Take my experience as an example. There was one time I have explored the Korean fandom briefly 💜 I searched about everyone and memorized all their songs. After quite some time, I lost interest and pursued other things. I can take a lot of good memories with me from my time as a K-Pop fan. It made me feel happy, and I always cherish the feelings I was able to develop during those times.
But now that I understand more about my condition, I can still appreciate their songs and play them on a loop, all while I focus on something else. I accepted that I could enjoy something for a while and then move on to the next without overthinking.
Losing Interest Is A Common ADHD Symptom
ADHD might have a direct participation when it comes to losing interest in an activity. These symptoms not only affect our focus but also our interest in doing something new. When starting a hobby, our ADHD brain tends to release "dopamine," a happy hormone. However, these hormones don't last long enough for us to continue mastering our craft. Once the reward centers in our brains are no longer feeling activated by the activity, the dopamine wears off and we start to lose interest.
Another reason we lose interest in activities, mainly hobbies, is our difficulty to focus on a particular task. 😭 Once we have already tried out our "newfound hobby," our focus shifts somewhere else. Once we lose interest, the attention strays elsewhere, and whatever activity we are doing gets pushed away to the side, thus making it fade away.
Being easily distracted by so many things can also add to why we often lose the interests that we started to have. Many people with ADHD struggle with organization because of their “weaker” executive functioning, making it hard for us to maintain focus and keep track of what we are supposed to do.

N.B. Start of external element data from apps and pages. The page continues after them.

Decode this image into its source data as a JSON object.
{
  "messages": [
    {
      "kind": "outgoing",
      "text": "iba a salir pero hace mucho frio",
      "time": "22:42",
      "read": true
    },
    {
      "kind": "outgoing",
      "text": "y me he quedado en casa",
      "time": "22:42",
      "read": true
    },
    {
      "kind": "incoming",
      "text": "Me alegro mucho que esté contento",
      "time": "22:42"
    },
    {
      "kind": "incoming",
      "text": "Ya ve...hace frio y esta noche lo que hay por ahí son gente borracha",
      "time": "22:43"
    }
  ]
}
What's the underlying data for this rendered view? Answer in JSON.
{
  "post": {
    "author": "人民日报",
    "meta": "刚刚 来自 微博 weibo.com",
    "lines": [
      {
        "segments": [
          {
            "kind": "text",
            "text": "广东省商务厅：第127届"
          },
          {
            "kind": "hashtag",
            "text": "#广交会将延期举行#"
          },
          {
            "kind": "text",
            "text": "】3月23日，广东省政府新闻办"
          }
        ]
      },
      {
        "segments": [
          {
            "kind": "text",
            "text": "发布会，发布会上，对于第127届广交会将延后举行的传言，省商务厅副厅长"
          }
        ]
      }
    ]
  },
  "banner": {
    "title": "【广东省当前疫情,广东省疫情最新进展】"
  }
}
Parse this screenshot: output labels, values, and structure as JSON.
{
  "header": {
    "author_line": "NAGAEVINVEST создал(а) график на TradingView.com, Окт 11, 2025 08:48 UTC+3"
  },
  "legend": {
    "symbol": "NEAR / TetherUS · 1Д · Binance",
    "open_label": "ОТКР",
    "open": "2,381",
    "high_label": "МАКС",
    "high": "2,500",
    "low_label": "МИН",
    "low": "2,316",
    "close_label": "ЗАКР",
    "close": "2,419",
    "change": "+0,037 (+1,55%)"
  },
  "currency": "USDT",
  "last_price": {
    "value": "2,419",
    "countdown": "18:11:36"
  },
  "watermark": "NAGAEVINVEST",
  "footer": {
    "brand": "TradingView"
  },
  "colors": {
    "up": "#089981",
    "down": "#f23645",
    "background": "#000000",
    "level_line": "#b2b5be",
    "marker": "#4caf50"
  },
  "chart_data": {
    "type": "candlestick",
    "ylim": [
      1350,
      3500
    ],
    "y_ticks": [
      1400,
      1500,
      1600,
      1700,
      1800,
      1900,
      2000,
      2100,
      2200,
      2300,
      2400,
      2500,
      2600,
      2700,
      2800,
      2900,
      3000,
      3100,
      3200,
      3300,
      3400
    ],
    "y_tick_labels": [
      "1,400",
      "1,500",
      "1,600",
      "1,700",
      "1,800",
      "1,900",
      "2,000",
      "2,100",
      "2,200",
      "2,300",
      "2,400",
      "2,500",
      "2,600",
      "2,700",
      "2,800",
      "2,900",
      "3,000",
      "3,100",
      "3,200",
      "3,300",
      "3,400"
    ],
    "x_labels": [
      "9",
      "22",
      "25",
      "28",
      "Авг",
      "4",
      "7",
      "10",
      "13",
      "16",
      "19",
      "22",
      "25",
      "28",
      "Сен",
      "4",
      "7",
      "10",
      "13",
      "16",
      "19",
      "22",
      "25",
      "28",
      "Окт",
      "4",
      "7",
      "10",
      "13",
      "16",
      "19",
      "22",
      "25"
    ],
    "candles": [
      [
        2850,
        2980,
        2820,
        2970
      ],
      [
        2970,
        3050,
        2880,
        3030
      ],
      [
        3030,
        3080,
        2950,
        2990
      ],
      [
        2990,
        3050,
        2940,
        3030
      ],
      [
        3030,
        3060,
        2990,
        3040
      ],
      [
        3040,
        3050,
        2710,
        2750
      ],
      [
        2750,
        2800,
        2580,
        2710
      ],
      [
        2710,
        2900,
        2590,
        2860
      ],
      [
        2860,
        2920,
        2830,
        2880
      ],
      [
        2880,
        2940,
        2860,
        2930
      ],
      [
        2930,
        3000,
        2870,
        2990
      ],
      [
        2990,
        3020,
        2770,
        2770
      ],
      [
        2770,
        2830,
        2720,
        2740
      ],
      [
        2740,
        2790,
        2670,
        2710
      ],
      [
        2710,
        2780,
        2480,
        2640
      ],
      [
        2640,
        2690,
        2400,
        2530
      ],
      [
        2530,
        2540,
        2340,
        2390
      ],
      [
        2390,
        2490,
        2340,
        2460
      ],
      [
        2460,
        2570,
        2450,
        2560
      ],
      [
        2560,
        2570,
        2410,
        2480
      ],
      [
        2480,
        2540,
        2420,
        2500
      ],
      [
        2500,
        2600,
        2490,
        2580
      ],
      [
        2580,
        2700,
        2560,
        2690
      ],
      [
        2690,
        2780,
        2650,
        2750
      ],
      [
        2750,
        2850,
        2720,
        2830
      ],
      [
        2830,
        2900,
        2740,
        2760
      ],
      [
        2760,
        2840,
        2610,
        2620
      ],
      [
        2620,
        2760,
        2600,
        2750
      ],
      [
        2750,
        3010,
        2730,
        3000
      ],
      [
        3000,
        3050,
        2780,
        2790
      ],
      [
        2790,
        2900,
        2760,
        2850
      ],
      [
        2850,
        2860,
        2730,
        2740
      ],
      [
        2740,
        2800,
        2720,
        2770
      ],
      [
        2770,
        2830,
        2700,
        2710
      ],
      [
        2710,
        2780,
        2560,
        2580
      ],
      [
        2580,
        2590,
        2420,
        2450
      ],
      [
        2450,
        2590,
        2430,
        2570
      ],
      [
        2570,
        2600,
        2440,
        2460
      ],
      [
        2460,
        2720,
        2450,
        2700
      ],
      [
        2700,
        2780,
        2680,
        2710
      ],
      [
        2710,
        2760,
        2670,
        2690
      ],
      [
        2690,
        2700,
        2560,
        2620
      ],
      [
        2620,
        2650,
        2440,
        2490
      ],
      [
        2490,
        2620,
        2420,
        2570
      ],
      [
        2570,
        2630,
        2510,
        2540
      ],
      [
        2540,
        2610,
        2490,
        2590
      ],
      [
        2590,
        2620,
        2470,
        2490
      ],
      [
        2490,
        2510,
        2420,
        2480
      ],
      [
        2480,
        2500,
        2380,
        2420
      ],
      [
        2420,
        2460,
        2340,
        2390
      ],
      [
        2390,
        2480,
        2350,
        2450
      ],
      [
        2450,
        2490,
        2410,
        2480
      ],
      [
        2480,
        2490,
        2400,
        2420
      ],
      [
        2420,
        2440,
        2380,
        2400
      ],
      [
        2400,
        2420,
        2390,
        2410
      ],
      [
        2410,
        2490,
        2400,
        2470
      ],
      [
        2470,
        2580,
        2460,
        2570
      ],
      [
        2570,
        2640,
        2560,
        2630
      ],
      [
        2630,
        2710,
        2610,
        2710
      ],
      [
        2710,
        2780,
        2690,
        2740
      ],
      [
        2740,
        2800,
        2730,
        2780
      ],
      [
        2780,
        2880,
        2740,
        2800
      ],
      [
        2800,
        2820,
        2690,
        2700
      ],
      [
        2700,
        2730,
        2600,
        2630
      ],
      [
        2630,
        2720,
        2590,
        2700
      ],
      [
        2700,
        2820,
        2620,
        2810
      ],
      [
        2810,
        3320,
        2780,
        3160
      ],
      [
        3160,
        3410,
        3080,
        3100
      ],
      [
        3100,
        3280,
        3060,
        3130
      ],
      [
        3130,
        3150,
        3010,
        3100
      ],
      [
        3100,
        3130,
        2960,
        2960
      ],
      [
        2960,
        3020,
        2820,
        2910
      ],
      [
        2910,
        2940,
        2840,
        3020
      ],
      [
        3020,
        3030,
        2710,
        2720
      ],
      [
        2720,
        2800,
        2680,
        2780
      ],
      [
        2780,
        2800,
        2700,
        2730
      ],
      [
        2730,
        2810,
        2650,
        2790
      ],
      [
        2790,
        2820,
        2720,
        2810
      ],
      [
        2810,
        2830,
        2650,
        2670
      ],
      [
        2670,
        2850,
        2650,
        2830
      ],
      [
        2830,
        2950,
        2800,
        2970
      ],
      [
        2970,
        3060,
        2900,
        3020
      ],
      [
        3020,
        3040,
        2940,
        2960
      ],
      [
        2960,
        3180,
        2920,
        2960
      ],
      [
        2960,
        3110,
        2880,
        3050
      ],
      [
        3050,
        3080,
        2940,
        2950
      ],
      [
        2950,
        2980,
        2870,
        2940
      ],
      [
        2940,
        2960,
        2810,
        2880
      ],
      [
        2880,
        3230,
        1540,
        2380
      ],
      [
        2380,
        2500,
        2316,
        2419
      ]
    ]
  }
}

Understanding Relationship Between ADHD & Interest
There is a close relationship between ADHD and interest. We often forget that people with ADHD are highly creative. The areas of our brain responsible for thinking outside the box and being creative are usually more active than those who don't have ADHD.
It is for this reason that people with ADHD tend to be very interested in a lot of things. We are always on the lookout for new and exciting experiences that can give us the dopamine rush that we crave. However, our brains are no longer feeling rewarded by the activity, that's when we often realize that our interests are short-lived.
Hobbies can be temporary for adults with ADHD. We should understand that we are prone to create new interests and lose the old ones. The good thing is that we can still find ways to appreciate the things that we used to like even if we no longer have the interest in pursuing them. 😘
ADHD and Losing Interest: FAQs (Frequently Asked Questions)
What does “losing interest quickly” mean for a person with ADHD?
For some people with ADHD, losing interest quickly means desiring to start something - a hobby or activity - and then quitting after some time. This can not only be an expensive practice, but also a frustrating one since you are essentially putting focus and energy on the hobby.
What ADHD-related traits affect the ability to stick to one interest?
Difficulty paying attention and getting easily distracted can contribute to quickly losing interest. Likewise, the dopamine surge at the start of the activity gradually fades, triggering us to lose interest in the hobby.
How do you cope with losing interest quickly?
The best way to cope is to accept that some of your chosen hobbies may not last forever. Treasure the memories and be thankful that at one point, you enjoyed doing them. Doing trial and error can also help you find that one (or two) activity you will stick to for a long time.